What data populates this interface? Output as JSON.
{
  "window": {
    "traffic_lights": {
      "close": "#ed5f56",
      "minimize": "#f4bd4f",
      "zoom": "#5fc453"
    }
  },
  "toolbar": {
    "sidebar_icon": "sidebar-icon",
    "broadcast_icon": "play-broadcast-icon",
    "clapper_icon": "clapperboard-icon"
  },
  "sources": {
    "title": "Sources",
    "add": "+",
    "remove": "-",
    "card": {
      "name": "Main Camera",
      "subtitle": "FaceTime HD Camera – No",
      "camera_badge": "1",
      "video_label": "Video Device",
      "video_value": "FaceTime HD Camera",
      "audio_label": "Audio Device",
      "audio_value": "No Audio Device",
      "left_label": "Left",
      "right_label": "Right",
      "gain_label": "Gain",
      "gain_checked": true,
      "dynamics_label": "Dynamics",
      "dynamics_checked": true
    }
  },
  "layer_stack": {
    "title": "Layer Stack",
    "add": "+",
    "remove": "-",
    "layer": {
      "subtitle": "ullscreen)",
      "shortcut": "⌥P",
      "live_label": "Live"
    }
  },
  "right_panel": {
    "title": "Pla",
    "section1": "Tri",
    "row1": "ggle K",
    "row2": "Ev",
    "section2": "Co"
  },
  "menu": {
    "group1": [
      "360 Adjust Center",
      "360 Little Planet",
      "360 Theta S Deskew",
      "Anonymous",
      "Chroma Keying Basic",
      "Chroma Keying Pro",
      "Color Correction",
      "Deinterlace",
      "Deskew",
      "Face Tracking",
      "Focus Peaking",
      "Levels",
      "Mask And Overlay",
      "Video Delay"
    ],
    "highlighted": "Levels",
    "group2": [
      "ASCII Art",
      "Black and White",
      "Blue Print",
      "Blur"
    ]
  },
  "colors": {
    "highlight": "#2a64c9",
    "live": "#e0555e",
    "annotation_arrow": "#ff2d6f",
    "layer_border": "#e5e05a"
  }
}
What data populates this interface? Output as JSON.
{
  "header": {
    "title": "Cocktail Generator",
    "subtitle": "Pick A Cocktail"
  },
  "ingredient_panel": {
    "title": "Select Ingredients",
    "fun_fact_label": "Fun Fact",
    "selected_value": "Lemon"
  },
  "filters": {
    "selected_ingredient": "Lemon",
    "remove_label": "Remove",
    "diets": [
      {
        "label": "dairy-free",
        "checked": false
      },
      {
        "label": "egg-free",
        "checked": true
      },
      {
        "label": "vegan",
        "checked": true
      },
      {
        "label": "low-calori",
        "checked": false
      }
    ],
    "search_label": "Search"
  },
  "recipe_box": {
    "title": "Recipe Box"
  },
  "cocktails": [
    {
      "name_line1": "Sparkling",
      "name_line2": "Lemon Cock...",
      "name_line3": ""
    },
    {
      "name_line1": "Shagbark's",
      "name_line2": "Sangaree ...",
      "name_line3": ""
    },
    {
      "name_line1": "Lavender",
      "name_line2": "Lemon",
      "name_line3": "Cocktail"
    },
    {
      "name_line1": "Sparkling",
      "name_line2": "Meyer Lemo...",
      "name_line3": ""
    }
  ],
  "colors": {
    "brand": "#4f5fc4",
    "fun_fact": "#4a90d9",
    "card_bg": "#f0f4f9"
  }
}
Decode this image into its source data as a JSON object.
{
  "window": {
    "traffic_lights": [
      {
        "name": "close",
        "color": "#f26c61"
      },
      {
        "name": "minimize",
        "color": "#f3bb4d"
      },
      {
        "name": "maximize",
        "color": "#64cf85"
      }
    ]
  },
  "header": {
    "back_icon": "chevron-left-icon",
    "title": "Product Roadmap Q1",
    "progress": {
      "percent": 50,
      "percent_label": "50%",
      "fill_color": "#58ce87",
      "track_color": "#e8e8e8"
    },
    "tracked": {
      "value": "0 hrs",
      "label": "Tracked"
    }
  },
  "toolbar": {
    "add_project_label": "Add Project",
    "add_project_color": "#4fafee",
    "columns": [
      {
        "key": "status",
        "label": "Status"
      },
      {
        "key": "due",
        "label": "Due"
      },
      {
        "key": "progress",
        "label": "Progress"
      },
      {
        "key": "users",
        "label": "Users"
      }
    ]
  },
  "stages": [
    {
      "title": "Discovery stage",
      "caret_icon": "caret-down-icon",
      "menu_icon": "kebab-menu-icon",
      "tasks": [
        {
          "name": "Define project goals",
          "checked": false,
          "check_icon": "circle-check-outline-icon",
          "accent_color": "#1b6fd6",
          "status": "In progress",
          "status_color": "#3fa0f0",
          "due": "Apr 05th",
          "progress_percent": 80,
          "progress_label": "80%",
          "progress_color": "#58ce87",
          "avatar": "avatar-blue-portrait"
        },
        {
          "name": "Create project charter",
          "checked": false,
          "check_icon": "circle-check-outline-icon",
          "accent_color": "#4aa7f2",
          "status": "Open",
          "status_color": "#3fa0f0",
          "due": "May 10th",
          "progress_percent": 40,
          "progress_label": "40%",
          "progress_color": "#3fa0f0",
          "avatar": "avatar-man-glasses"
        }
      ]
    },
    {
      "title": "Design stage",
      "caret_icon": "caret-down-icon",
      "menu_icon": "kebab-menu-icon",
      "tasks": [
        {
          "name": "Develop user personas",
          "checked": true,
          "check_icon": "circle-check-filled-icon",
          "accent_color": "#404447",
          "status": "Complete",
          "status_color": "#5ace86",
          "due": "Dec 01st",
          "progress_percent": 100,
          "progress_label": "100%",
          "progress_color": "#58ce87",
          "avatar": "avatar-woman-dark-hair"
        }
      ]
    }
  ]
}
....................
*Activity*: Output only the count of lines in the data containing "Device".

*Answer to this exercise*: 3